Segment Start: Data listing

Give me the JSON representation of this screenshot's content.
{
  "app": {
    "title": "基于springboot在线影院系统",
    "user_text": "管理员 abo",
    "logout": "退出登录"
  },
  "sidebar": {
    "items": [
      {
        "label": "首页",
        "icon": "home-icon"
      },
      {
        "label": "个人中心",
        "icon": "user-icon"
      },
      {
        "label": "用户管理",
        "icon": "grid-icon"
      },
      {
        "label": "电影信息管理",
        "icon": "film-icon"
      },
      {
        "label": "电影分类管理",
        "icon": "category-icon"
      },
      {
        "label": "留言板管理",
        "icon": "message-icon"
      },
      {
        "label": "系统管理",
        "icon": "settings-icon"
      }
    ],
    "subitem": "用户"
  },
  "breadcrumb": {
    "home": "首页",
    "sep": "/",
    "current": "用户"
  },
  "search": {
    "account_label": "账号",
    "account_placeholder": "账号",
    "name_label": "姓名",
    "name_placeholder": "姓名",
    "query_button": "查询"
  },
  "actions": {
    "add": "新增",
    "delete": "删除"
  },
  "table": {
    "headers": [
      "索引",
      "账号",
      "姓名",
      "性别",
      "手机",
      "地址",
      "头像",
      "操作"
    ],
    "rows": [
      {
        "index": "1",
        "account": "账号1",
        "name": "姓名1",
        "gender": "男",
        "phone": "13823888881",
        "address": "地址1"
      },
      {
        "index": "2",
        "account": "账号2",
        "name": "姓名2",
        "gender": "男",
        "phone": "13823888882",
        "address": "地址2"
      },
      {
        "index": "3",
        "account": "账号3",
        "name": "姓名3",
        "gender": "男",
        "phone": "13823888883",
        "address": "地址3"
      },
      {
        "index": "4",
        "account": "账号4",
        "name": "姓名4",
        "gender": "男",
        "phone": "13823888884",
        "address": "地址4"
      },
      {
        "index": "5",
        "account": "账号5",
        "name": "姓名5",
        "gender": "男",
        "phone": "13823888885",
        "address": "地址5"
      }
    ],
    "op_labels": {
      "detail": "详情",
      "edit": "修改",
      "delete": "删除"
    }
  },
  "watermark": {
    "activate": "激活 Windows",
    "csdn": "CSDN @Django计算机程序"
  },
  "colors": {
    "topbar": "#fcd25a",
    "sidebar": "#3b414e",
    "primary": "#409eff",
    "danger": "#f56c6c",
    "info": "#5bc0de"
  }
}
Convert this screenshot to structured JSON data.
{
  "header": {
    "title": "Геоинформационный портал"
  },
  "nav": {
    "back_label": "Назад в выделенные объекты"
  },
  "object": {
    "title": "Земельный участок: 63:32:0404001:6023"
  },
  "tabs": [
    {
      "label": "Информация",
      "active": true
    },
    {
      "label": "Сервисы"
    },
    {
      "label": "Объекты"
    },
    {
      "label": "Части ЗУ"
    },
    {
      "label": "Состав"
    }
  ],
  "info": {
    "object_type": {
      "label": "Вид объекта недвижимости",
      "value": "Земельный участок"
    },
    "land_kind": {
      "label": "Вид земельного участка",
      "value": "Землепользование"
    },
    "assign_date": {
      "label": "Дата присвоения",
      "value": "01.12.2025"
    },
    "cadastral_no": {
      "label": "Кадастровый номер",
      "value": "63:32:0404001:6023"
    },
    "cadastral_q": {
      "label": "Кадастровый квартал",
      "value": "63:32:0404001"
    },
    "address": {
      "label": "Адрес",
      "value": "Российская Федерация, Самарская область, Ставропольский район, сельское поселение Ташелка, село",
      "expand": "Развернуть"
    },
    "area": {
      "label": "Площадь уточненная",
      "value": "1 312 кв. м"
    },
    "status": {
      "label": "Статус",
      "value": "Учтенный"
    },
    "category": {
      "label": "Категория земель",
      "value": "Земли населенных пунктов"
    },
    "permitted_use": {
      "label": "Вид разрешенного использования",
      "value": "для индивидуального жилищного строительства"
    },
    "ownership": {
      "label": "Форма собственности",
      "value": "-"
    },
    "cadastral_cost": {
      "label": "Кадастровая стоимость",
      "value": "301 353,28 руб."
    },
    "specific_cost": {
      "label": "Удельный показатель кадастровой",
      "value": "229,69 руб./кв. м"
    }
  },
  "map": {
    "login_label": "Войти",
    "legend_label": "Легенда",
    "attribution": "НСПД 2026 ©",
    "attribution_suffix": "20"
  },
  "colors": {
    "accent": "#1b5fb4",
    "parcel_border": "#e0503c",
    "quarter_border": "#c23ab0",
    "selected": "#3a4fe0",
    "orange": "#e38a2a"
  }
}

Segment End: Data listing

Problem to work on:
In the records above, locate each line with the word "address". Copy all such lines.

Task solution:
        "address": "地址1"
        "address": "地址2"
        "address": "地址3"
        "address": "地址4"
        "address": "地址5"
    "address": {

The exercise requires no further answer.